Outside the tightly guarded room in a police camp that had been locked down for the event, journalists and victims’ families listened, rapt and teary-eyed as the judgment was aired live on TV and radio. All around the country, Filipinos watched with relief — and disbelief.
For a decade, justice had eluded the victims of the massacre in Maguindanao province in the southern Philippines. On Nov. 23, 2009, some 200 armed men led by several members of the powerful local clan known as the Ampatuans attacked a convoy of vehicles carrying journalists, lawyers and the wife of a politician who had recently announced he would contest the governorship then held by the group’s patriarch.
When the deed was done, the killers buried the bodies and the vehicles in two vast pits dug with the help of an excavator normally used by the provincial government for digging ditches and building roads.
It took a group of determined lawyers, the perseverance of the victims’ families and the courage of witnesses — three of whom were murdered during the trial — to get past the horror and demand justice. An independent-minded judge brushed aside threats on her life. Press groups monitored the trial, supported families and last week pleaded with the Supreme Court that the judgment be aired live for the world to see.
The verdict is a triumph of Philippine justice, one definitely worth celebrating. It’s rare for the masterminds of journalists’ murders to face trial, so this case marks a milestone in a country where 145 journalists have been killed since the early 1990s. It also provides a glimmer of hope, especially to journalists and human rights workers who have borne the brunt of President Rodrigo Duterte’s assault on democratic norms.
Since he assumed office three-and-a-half years ago, Duterte has insulted and intimidated journalists and denigrated human rights activists. Once, when asked about media killings, he said, “Just because you’re a journalist, you are not exempted from assassination if you’re a son of a bitch.” Morale in the press today is low, with journalists struggling against presidential harassment and overly cautious press proprietors fearful of Duterte’s ire. Today, for the first time in years, journalists beaten down by the pummeling of a populist president had reason to celebrate.
After all, this was a judgment that beat the odds. Philippine courts are widely seen as corrupt and compromised. Trials are long and costly. Lawyers say it takes six to 10 years to try a criminal case, but some cases languish for as long 15 to 20. Not only that, only 3 of 10 cases brought by government prosecutors result in a conviction.
The Ampatuan family monopolized public office in Maguinadanao. The clan patriarch was governor, and various clan members held the mayoralties of nearly all the towns. They controlled a 2,000-strong private militia and had friends in high places, including then-President Gloria Macapagal Arroyo, for whom they had delivered votes. This was why they thought they could get away with what the Committee to Protect Journalists called the single deadliest attack on journalists in nearly 30 years.

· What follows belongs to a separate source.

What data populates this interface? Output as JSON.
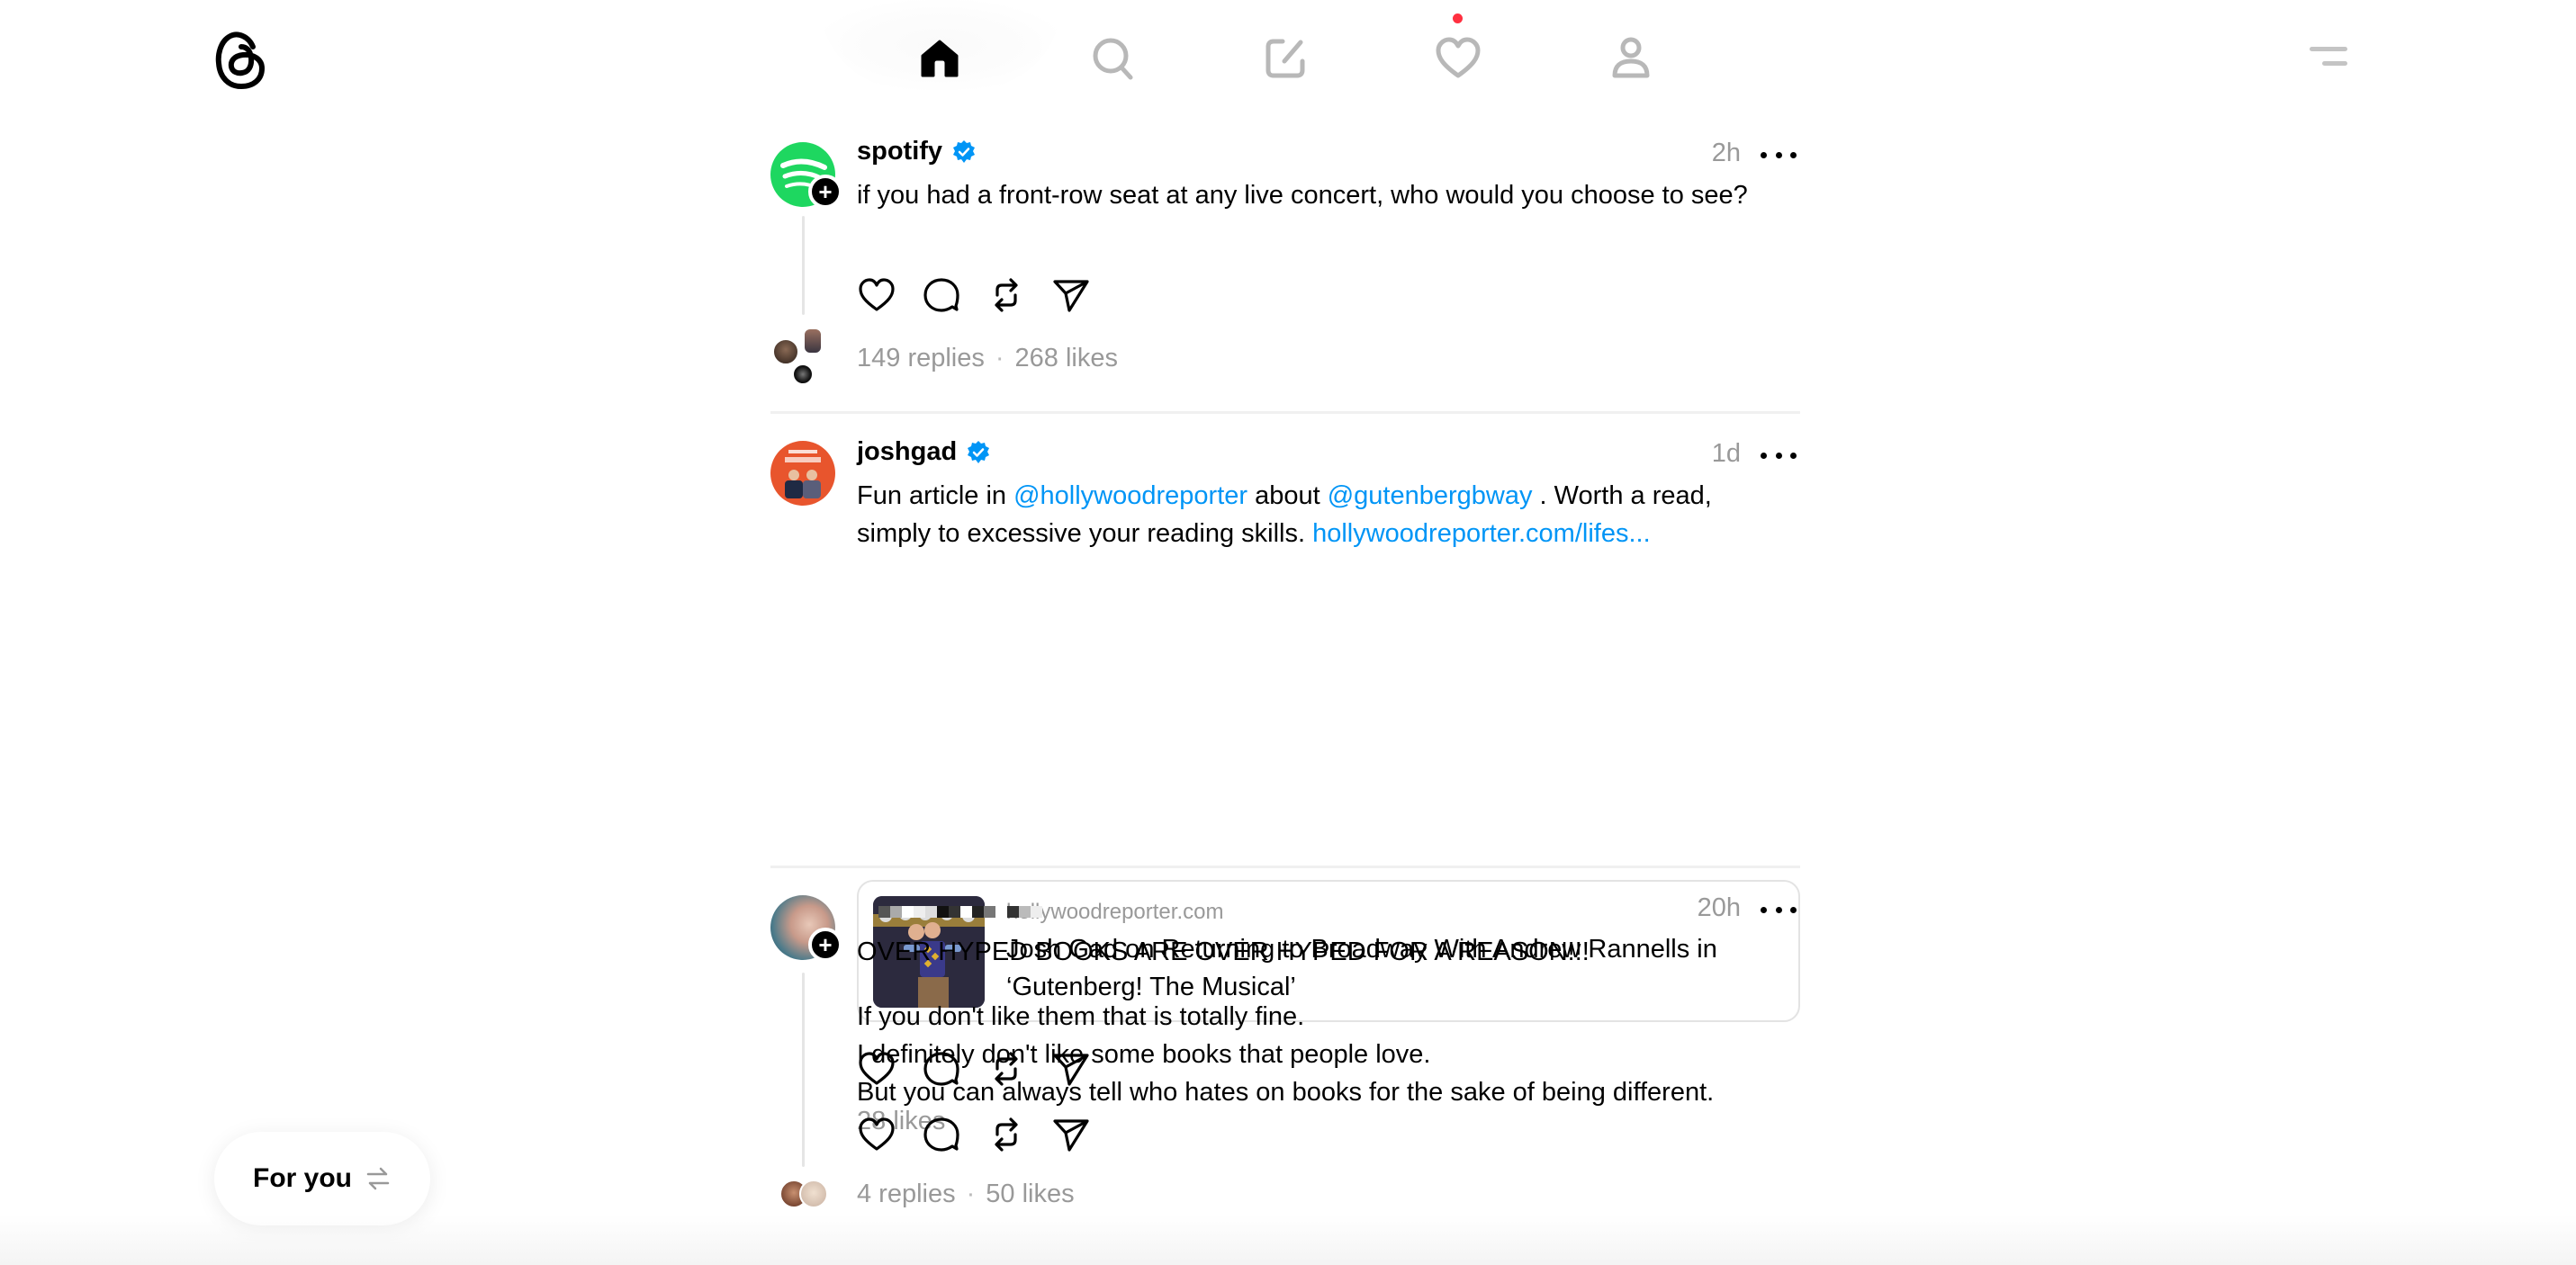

Had the stars not aligned — had the judge been scared or corrupted, had the witnesses been too frightened to speak, had the case withered from the lack of public attention — today may not have been so joyous.
The Ampatuans are expected to appeal their case to the Supreme Court, and many more years will pass before a final judgment. Eighty of the 197 massacre suspects are still at large and pose a danger to the victims’ families. Private militias still roam Maguindanao and other provinces. Many police officers are on the payroll of political bosses such as the Ampatuans, who dispatched police officers under their control to the scene of the massacre.
And, yes, the justice system remains deeply dysfunctional — so much so that Duterte, in initiating a bloody war on drugs, has urged citizens to take the law into their own hands. The system is so corrupt, he argues, that vigilante justice is better than no justice at all.
But today is a real moment of grace. “Now no one can claim that he is politically powerful and above the law,” Soledad Mawis, the dean of the college of law of Lyceum University, said on national TV.
“This is a hopeful sign, after a dismal period when we thought our justice system is broken,” said Melinda Quintos de Jesus, director of a media watchdog. “Those of us who have been advocating for justice for this long period are quite satisfied that justice has been won. But the work is not over, we just have to keep going.”